This past week, the Pittsburgh Penguins held their first annual Battle Camp for hockey players to come out and get a chance to learn different strategies of the game. Formerly known as the Penguins Checking Clinic, the newly introduced Battle Camp was designed to correlate with USA Hockey’s recent rule change to withhold body checking until the Bantam level. Participants at the camp learned new techniques along with improving their existing skills.
The camp consisted of three different groups, Squirt, Pee Wee and Bantam-Midget.
Throughout the on-ice sessions, the camp consisted of different contact drills for the players, allowing them to learn proper strategies and techniques they can use in a game.
Squirt and Pee Wee players learned how to gain the advantage through taking the proper angle on one’s opponent, using leverage and gaining the advantage through proper body positioning. All of these skills help players adjust to the new emphasis in USA Hockey on increased body contact in the squirt and Pee Wee age groups. These same skills come into play later, at the Bantam level, when it comes time to introduce full body checking into the game. So, participants had the opportunity to learn skills that will benefit them now and also assist their transition, in a seamless manner within a few seasons, into the world of checking as bantam players.
Bantam and Midget age players worked on these same skills with additional instruction in the proper techniques regarding full body checking. They learned how to deliver a check cleanly and within the rules of the game. They also learned strategies for avoiding checks while still playing aggressively and how to take a check safely.
The three-day camp featured former Penguins defenseman, Dennis Owchar. Owchar was a hard-hitting defenseman whose checking technique was the marvel of his peers and has been admired by many players since. Pittsburgh Sports Broadcast Legend, Stan Savran says that Owchar is “one of the best open ice hitters in the history of the Penguins franchise.”
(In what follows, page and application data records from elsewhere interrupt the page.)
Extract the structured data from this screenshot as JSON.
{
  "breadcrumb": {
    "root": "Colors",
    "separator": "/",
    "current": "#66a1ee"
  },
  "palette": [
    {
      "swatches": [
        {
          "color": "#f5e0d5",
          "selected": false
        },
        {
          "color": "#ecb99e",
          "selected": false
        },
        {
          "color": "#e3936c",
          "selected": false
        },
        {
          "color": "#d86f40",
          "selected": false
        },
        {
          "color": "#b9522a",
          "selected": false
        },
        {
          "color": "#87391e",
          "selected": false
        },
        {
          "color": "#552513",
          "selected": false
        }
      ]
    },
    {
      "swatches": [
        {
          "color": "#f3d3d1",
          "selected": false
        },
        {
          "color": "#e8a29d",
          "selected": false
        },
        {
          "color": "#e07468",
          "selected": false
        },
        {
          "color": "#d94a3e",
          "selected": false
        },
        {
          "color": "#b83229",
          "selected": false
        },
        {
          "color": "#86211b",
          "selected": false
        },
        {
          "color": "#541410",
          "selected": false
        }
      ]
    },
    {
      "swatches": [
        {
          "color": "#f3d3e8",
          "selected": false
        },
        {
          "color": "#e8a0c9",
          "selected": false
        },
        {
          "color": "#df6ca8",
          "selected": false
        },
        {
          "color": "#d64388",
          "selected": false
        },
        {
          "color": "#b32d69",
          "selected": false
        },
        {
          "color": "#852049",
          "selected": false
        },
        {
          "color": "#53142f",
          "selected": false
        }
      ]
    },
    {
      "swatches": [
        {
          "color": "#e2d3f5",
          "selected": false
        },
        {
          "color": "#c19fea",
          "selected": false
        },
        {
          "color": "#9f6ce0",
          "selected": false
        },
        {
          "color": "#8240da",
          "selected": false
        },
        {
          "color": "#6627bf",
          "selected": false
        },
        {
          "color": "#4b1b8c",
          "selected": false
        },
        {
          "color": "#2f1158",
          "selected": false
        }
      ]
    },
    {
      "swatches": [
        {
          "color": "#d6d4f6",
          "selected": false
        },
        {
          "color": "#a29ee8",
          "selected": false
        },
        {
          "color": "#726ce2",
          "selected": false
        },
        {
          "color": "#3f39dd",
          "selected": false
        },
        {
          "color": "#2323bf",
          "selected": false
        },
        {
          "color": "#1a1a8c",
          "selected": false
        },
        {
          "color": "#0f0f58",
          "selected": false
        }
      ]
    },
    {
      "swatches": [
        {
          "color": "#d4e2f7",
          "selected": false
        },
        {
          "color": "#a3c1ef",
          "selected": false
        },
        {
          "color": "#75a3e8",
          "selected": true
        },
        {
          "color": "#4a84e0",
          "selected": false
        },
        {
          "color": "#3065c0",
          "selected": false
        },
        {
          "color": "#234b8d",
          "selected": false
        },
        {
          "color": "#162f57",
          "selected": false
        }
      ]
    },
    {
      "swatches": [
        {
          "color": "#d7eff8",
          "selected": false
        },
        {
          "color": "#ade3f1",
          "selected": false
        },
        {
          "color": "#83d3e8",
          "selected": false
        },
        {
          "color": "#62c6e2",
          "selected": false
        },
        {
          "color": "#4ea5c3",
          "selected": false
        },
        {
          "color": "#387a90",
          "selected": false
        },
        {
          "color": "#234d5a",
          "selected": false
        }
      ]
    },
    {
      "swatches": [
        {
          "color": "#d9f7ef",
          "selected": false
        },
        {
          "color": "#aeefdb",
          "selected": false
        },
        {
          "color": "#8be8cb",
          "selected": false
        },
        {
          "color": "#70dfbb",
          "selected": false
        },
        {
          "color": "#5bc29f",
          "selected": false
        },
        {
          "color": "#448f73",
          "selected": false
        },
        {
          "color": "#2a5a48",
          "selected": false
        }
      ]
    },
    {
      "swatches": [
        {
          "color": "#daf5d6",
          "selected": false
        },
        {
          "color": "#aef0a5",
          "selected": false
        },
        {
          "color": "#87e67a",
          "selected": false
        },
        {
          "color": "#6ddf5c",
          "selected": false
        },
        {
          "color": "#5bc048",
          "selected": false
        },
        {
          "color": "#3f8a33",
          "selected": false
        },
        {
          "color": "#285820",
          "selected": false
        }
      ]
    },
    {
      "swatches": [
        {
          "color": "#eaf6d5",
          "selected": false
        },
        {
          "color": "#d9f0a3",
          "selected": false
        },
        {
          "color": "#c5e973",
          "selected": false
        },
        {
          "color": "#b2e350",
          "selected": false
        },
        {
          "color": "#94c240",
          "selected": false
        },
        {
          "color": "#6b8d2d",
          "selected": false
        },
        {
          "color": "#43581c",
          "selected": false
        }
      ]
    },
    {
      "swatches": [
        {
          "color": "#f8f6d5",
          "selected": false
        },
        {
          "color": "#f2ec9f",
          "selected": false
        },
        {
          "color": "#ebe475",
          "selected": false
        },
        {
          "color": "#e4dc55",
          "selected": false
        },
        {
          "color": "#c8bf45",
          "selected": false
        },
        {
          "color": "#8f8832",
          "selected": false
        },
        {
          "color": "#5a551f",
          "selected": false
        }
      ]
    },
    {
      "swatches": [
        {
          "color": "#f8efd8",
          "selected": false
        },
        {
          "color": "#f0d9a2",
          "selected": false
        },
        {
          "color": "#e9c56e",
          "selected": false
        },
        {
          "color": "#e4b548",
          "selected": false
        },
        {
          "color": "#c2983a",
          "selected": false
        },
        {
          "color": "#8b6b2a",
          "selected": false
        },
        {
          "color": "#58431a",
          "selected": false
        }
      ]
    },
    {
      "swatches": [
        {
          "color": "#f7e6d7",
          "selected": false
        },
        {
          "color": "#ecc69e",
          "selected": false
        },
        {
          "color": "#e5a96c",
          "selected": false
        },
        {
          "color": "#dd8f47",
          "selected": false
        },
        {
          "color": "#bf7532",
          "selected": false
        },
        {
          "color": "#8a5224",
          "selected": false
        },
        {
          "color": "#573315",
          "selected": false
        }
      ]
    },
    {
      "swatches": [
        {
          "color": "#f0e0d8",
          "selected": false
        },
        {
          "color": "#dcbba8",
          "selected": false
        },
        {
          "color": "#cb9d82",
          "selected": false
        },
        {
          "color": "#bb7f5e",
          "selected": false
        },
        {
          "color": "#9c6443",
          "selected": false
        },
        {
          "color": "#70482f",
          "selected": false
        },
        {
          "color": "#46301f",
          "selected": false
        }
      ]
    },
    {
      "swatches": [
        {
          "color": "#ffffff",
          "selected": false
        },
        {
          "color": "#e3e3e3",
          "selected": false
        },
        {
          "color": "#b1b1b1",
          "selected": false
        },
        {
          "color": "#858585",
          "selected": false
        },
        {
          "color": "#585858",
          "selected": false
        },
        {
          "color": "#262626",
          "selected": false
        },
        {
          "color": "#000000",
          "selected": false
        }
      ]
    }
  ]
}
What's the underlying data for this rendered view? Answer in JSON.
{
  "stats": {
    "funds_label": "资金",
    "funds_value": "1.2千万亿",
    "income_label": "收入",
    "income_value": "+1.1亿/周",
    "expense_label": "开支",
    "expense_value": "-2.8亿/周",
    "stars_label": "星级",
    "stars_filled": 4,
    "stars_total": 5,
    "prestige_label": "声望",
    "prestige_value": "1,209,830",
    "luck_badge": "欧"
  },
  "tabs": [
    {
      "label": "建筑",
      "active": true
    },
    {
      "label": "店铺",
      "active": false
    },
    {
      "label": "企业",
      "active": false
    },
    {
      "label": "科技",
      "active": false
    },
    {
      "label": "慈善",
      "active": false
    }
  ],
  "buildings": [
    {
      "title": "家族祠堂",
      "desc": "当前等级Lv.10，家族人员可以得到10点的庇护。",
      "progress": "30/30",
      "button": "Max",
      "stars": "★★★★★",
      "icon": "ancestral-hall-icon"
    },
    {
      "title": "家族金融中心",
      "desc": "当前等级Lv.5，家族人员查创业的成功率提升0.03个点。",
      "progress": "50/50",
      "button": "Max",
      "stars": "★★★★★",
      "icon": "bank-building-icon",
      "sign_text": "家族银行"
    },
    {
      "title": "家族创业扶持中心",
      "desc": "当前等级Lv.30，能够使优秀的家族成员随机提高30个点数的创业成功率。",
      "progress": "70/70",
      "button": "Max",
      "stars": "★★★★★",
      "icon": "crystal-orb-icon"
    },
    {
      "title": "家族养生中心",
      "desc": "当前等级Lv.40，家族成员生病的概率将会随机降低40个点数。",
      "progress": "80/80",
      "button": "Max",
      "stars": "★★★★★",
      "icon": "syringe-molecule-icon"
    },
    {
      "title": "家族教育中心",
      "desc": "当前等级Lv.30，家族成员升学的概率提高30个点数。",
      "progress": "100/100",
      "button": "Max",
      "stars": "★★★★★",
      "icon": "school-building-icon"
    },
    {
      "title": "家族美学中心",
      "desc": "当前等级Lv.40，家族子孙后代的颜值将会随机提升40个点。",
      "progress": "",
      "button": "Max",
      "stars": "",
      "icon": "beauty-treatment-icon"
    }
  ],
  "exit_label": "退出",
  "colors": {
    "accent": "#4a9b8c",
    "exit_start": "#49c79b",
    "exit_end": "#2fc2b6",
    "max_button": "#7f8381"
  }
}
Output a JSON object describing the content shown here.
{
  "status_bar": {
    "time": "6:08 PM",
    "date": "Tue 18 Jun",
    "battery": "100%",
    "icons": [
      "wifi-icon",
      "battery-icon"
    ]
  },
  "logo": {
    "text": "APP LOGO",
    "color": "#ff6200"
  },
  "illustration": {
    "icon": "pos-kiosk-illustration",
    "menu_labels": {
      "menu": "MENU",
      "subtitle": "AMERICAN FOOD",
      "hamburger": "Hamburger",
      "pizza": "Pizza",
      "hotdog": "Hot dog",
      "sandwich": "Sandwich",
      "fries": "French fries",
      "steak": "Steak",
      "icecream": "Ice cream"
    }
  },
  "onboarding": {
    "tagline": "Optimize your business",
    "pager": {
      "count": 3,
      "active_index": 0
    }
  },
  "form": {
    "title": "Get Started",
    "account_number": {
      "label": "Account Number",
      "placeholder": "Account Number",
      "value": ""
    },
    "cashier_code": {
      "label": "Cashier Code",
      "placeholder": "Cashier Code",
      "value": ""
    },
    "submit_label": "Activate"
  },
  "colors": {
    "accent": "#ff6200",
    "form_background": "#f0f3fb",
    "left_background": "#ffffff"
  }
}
Owchar instilled to the players the importance of playing with confidence while still maintaining a clean and safe form of play. The techniques that were learned will provide the players at all three age levels with the tools to increase the physical aspects of their game and maximize their skills. Additionally they learned to protect themselves and to respect the safety of their opponent through proper technique and knowing and playing by the rules of the game. And they were able to learn this from a player who embodied all of these traits as a NHL player!